Raw data =

--------------------

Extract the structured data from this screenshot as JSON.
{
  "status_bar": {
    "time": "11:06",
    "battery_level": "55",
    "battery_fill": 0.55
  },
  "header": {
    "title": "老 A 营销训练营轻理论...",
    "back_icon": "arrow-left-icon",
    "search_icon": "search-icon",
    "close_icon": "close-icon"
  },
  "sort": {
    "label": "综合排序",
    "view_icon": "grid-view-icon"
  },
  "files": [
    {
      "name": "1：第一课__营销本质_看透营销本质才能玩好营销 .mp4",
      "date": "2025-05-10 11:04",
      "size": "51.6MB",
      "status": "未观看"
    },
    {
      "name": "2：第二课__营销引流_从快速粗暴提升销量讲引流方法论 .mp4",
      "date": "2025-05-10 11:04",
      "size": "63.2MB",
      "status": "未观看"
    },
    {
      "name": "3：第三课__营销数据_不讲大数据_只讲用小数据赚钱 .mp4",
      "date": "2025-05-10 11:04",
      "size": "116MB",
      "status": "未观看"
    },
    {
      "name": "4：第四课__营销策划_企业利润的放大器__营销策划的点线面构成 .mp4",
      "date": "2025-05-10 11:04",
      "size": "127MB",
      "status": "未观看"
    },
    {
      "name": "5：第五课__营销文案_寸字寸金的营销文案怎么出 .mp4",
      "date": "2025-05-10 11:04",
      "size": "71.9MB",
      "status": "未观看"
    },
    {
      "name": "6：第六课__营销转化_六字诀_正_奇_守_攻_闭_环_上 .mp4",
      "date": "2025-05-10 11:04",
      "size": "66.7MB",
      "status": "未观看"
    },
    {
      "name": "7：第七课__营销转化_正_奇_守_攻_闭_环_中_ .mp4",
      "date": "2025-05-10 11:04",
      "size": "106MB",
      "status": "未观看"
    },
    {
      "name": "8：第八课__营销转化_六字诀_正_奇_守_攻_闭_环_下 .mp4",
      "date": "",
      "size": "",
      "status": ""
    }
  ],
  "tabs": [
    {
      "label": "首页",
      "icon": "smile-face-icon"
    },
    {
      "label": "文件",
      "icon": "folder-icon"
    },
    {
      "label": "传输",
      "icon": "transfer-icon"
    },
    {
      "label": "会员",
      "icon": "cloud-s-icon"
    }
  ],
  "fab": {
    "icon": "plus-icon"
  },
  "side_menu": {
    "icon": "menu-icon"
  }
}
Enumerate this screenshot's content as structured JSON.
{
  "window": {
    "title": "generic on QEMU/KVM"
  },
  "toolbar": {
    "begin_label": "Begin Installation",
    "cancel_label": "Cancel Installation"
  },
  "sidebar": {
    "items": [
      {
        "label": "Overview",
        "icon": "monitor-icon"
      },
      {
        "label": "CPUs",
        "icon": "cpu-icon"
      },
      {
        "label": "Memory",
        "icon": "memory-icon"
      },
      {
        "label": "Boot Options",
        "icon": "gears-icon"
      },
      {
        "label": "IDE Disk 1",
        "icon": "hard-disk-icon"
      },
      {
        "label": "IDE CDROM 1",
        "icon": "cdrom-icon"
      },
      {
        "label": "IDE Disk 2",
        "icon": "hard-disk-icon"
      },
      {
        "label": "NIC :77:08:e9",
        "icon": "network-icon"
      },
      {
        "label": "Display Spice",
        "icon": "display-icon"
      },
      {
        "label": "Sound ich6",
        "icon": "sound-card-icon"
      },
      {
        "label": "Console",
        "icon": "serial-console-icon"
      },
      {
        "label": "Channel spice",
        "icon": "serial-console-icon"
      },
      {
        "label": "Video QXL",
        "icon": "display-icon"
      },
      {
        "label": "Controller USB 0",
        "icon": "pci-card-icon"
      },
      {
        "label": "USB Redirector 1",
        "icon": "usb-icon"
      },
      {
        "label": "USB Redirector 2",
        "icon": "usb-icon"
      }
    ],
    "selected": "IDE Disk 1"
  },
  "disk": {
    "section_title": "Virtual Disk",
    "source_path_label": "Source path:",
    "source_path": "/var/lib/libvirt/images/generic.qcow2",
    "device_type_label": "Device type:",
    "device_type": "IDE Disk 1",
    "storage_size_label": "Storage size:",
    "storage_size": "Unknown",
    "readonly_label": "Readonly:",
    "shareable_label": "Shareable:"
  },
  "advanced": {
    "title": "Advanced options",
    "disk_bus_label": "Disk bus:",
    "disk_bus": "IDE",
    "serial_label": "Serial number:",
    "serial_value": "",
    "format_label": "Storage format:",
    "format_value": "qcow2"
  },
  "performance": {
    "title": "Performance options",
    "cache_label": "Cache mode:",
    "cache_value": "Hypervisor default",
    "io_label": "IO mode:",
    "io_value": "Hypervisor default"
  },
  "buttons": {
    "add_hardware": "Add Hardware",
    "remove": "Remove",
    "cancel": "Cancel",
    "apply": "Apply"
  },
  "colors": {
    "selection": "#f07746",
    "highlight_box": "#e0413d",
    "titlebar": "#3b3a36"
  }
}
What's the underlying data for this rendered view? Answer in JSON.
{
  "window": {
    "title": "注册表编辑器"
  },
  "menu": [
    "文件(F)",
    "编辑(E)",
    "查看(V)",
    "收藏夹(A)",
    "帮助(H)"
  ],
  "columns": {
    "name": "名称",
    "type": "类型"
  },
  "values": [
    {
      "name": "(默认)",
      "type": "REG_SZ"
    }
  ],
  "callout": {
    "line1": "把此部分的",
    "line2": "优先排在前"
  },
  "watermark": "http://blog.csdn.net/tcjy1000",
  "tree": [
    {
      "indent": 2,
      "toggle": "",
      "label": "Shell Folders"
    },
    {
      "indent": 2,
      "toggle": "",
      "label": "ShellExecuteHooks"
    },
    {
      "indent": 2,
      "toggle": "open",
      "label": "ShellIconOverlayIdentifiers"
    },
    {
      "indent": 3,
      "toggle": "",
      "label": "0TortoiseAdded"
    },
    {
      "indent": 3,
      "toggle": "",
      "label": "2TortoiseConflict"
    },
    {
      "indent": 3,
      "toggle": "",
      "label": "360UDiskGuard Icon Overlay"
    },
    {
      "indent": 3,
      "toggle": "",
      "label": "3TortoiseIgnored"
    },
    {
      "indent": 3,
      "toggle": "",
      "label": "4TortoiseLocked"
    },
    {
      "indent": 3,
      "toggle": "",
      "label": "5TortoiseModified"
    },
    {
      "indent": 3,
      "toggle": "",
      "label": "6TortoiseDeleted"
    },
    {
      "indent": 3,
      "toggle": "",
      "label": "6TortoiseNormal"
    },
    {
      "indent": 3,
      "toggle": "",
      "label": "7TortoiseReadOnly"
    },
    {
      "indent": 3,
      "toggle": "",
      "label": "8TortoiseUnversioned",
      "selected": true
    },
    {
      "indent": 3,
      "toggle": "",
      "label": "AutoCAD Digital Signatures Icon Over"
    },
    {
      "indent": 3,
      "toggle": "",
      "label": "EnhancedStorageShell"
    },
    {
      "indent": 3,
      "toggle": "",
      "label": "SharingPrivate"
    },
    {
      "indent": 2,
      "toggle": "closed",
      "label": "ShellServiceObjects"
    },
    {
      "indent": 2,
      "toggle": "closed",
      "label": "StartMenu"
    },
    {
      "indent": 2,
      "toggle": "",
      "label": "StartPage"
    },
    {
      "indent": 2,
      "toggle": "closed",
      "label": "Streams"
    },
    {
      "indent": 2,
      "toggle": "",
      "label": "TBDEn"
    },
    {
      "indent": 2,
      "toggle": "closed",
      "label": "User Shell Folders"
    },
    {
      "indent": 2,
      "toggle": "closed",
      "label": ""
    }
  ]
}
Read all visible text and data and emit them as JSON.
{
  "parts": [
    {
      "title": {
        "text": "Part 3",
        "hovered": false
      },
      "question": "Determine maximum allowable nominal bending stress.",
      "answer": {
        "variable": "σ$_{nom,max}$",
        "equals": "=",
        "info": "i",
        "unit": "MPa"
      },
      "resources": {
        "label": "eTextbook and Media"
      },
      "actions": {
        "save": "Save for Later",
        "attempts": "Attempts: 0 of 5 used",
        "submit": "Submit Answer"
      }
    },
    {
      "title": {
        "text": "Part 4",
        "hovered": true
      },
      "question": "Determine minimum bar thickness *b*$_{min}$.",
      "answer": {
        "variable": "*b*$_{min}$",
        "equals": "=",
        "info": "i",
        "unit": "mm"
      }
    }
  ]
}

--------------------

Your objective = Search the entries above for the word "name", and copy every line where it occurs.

Written answer =
      "name": "1：第一课__营销本质_看透营销本质才能玩好营销 .mp4",
      "name": "2：第二课__营销引流_从快速粗暴提升销量讲引流方法论 .mp4",
      "name": "3：第三课__营销数据_不讲大数据_只讲用小数据赚钱 .mp4",
      "name": "4：第四课__营销策划_企业利润的放大器__营销策划的点线面构成 .mp4",
      "name": "5：第五课__营销文案_寸字寸金的营销文案怎么出 .mp4",
      "name": "6：第六课__营销转化_六字诀_正_奇_守_攻_闭_环_上 .mp4",
      "name": "7：第七课__营销转化_正_奇_守_攻_闭_环_中_ .mp4",
      "name": "8：第八课__营销转化_六字诀_正_奇_守_攻_闭_环_下 .mp4",
    "name": "名称",
      "name": "(默认)",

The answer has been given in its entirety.